As becomes clear, the musicians on The Self Preservation Society function as a kind of loose collective, and this collaborative spirit is essential to the album’s coherence, its exuberance and its creative drive. On Paul Simon’s America, Oates and Manga team up again, joined by a host of other musicians, to create something wholly new out of a very familiar template – and that’s before the track morphs into a folk-rock version of America by the Nice. Doonan and Ben Murray duet beautifully on the Byrds’ Gunga Din, and Murray surfaces again singing Lindisfarne’s criminally overlooked Lady Eleanor.
Elsewhere, Iamesh and the Secret Collective nail a strong country groove to The United States of America’s I Wouldn’t Leave My Wooden Wife, get all swampy on Redbone’s Crazy Cajun Cakewalk Band, ham it up supremely for Zappa’s Montana and even manage to slip in some avant-jazz (Moondog’s Stamping Ground). Also high on the weird scale is James Porter’s Terrapin, almost a note-perfect reproduction of Syd Barrett’s original, which only goes to re-emphasise the strange beauty of that song.
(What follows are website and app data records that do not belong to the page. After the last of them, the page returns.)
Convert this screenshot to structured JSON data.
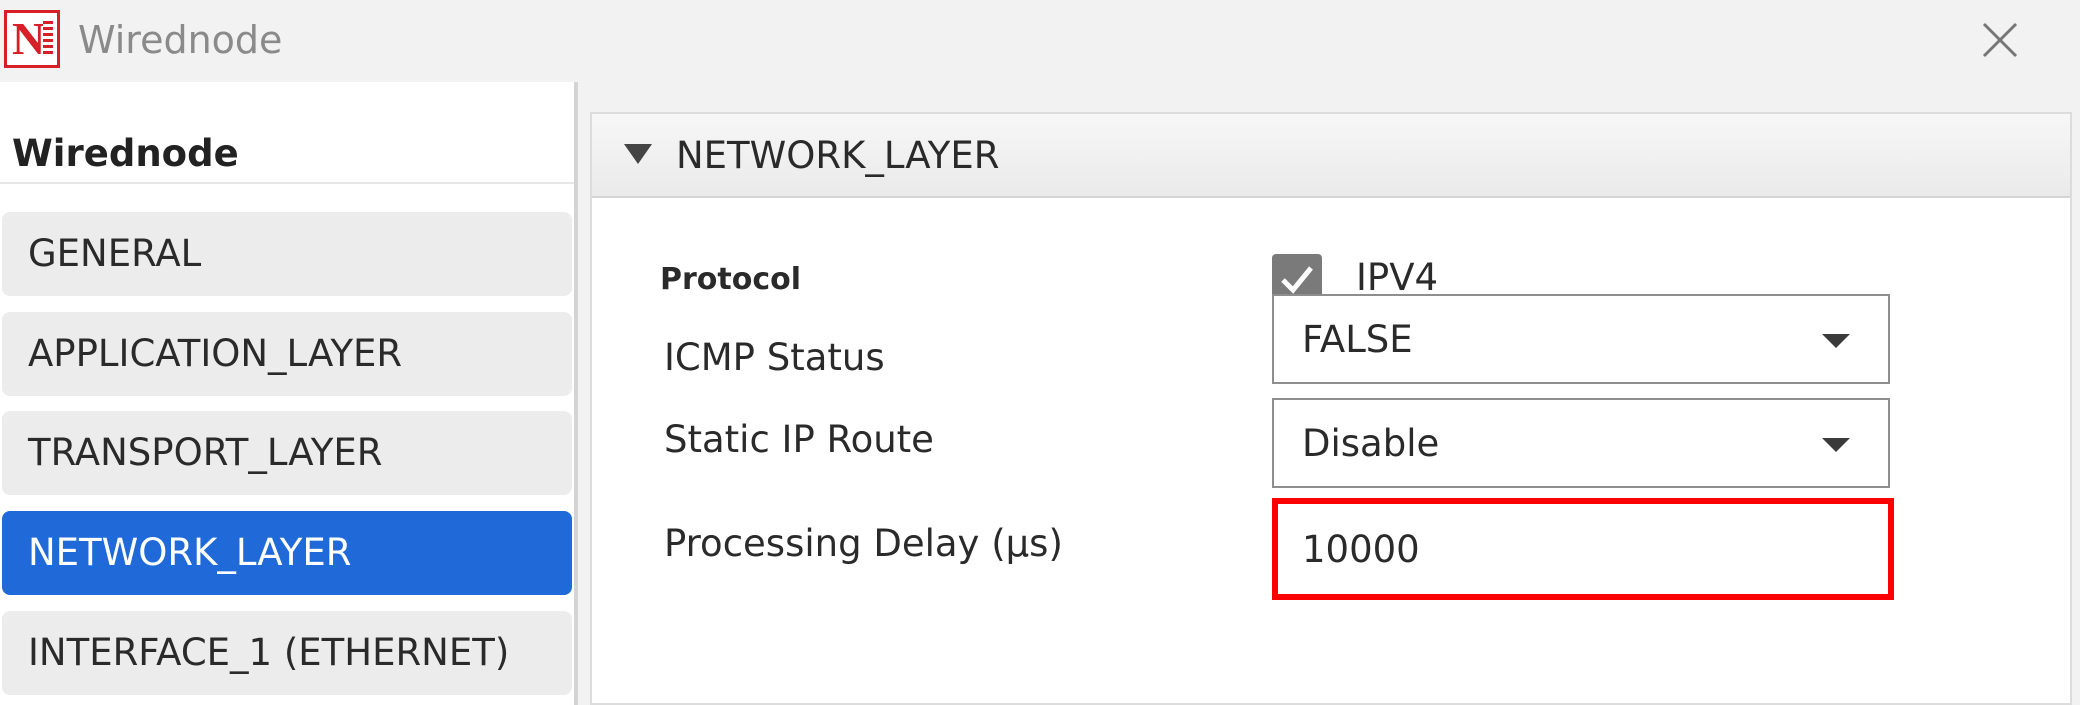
{
  "window": {
    "title": "Wirednode",
    "logo_icon": "netsim-logo-icon",
    "close_icon": "close-icon"
  },
  "sidebar": {
    "heading": "Wirednode",
    "items": [
      {
        "label": "GENERAL",
        "active": false
      },
      {
        "label": "APPLICATION_LAYER",
        "active": false
      },
      {
        "label": "TRANSPORT_LAYER",
        "active": false
      },
      {
        "label": "NETWORK_LAYER",
        "active": true
      },
      {
        "label": "INTERFACE_1 (ETHERNET)",
        "active": false
      }
    ]
  },
  "section": {
    "title": "NETWORK_LAYER",
    "collapse_icon": "triangle-down-icon",
    "fields": {
      "protocol": {
        "label": "Protocol",
        "checkbox_label": "IPV4",
        "checked": true
      },
      "icmp_status": {
        "label": "ICMP Status",
        "value": "FALSE"
      },
      "static_ip_route": {
        "label": "Static IP Route",
        "value": "Disable"
      },
      "processing_delay": {
        "label": "Processing Delay (µs)",
        "value": "10000"
      }
    }
  },
  "colors": {
    "active_nav": "#1f6ad8",
    "highlight_border": "#ff0000",
    "logo_red": "#d61f26"
  }
}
Some of the real treats are concealed deep in the album, another reason (not that you need one) to give the whole thing a few proper deep listens. Julie Tippetts (better-known to some as Julie Driscoll) singing Spirit’s Fresh Garbage is one such moment, a timely reminder of one of the era’s great voices. Another is Honeyfeet’s delicate Reasons For Waiting, which distils the essence of Jethro Tull’s bluesy folk-rock into something supremely, almost uncannily evocative of another time and place (the same group prove equally adept at trippy transatlantic folk with White Rabbit and Don’t Bogart Me). Teddy Thompson plays it straight with She’s Not There, while the Dhol Foundation’s Indian instrumentation proves a perfect fit for Riders On The Storm and Kashmir, with Eliza Carthy’s searing vocals proving a suitable (and even at times similar) replacement for Robert Plant on the latter. Also given an Eastern makeover is Traffic’s Utterly Simple, with Sheema Mukherjee providing a beautiful sitar and vocal setting for the song.
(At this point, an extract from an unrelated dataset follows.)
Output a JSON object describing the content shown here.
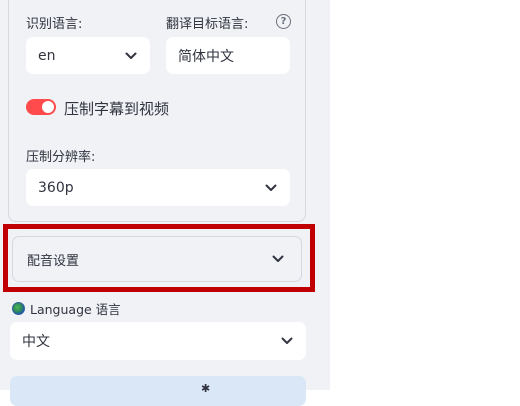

Best of all, perhaps, is Marry Waterson’s wonderfully expressive, breathtakingly simple Hey, That’s No Way To Say Goodbye, which matches Leonard Cohen’s masterful original for sheer emotional impact. But it is run close by The Naked King’s Moonchild, Mira Manga’s feather-light voice and a patterned lacework of electronics and flute relocating King Crimson’s original to a kind of future pagan dream world. Or perhaps by the closing track, Nick Drake’s Time Has Told Me, rendered as a stately piano ballad by the impressive Ben Murray.
But picking a favourite from a collection so immense and so replete with highlights is a fool’s errand. Part of the greatness of the whole undertaking is the way it reacquaints the listener with some of the best music of another era. But more importantly, and more ambitiously, Constantine, his label and its musicians are attempting no less than to change the way we listen to music by urging us to give ourselves more time to appreciate objects of discernible craft and irrevocable artistry. And if more music of this quality gets made, who knows? The project may yet succeed.
Order The Self Preservation Society via https://www.eccrecords.co.uk/